▶ Task instructions: A word-for-word copy of the records below is needed, without the images.

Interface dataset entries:
* * *
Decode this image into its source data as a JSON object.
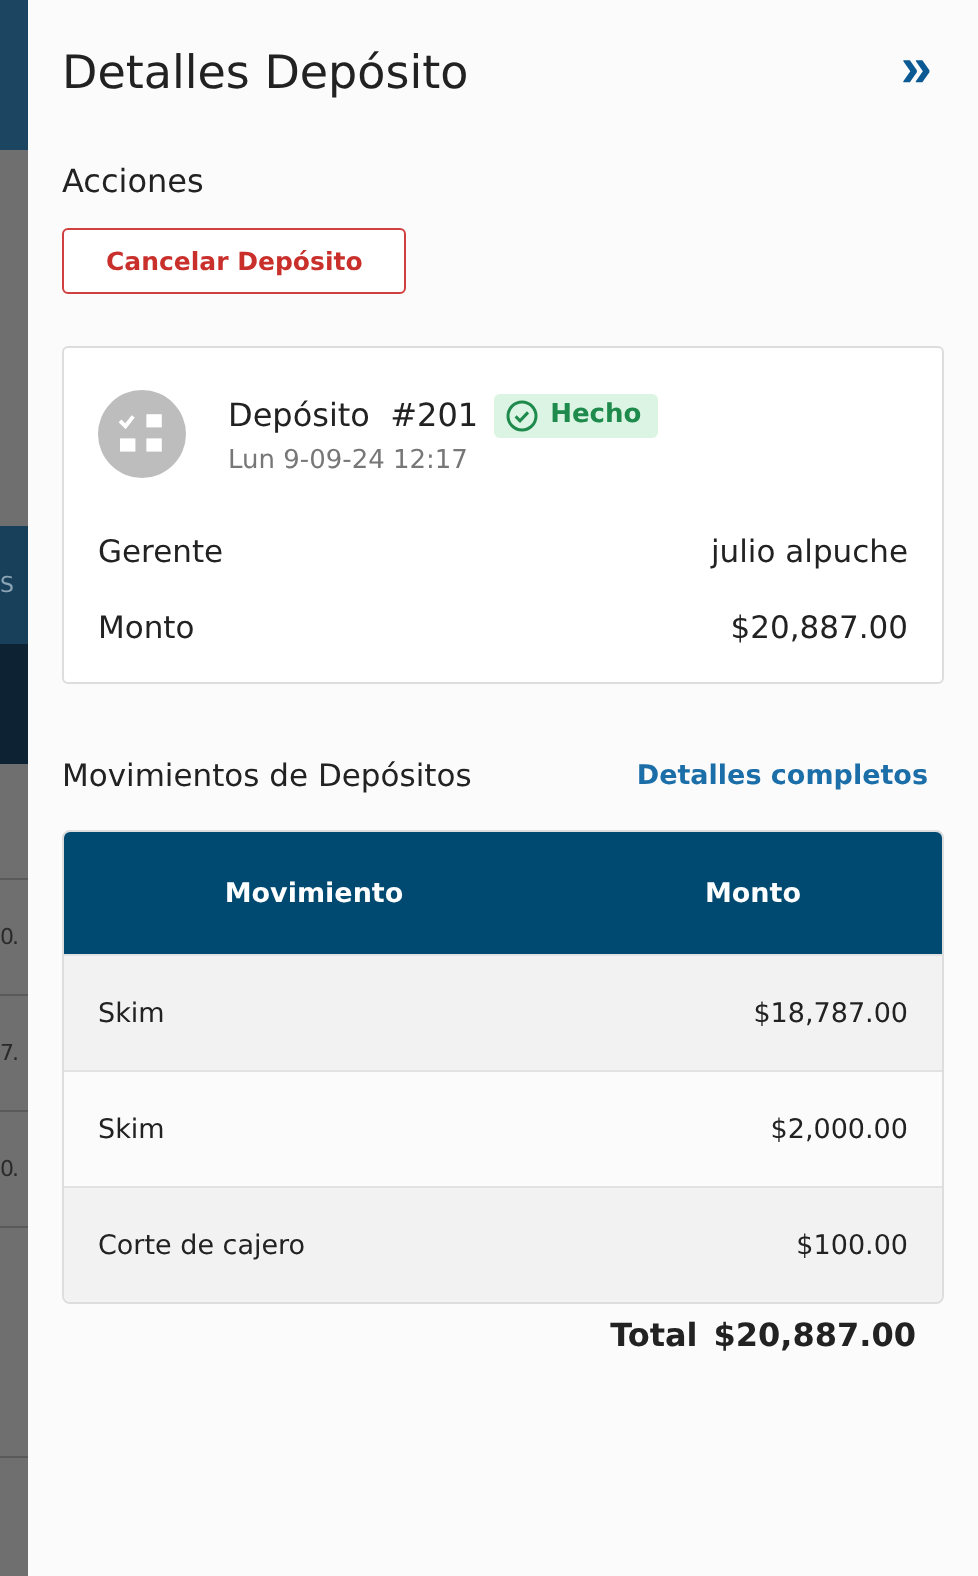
{
  "background_page": {
    "header_fragment": "S",
    "row_fragments": [
      "0.",
      "7.",
      "0."
    ]
  },
  "panel": {
    "title": "Detalles Depósito",
    "collapse_icon": "»"
  },
  "actions": {
    "label": "Acciones",
    "buttons": [
      "Cancelar Depósito"
    ]
  },
  "deposit": {
    "name": "Depósito  #201",
    "status": "Hecho",
    "date": "Lun 9-09-24 12:17",
    "fields": [
      {
        "label": "Gerente",
        "value": "julio alpuche"
      },
      {
        "label": "Monto",
        "value": "$20,887.00"
      }
    ]
  },
  "movements": {
    "title": "Movimientos de Depósitos",
    "link": "Detalles completos",
    "table": {
      "columns": [
        "Movimiento",
        "Monto"
      ],
      "rows": [
        [
          "Skim",
          "$18,787.00"
        ],
        [
          "Skim",
          "$2,000.00"
        ],
        [
          "Corte de cajero",
          "$100.00"
        ]
      ]
    },
    "total_label": "Total",
    "total_value": "$20,887.00"
  }
}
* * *
▶ Solution to the problem:
Decode this image into its source data as a JSON object.
{
  "background_page": {
    "header_fragment": "S",
    "row_fragments": [
      "0.",
      "7.",
      "0."
    ]
  },
  "panel": {
    "title": "Detalles Depósito",
    "collapse_icon": "»"
  },
  "actions": {
    "label": "Acciones",
    "buttons": [
      "Cancelar Depósito"
    ]
  },
  "deposit": {
    "name": "Depósito  #201",
    "status": "Hecho",
    "date": "Lun 9-09-24 12:17",
    "fields": [
      {
        "label": "Gerente",
        "value": "julio alpuche"
      },
      {
        "label": "Monto",
        "value": "$20,887.00"
      }
    ]
  },
  "movements": {
    "title": "Movimientos de Depósitos",
    "link": "Detalles completos",
    "table": {
      "columns": [
        "Movimiento",
        "Monto"
      ],
      "rows": [
        [
          "Skim",
          "$18,787.00"
        ],
        [
          "Skim",
          "$2,000.00"
        ],
        [
          "Corte de cajero",
          "$100.00"
        ]
      ]
    },
    "total_label": "Total",
    "total_value": "$20,887.00"
  }
}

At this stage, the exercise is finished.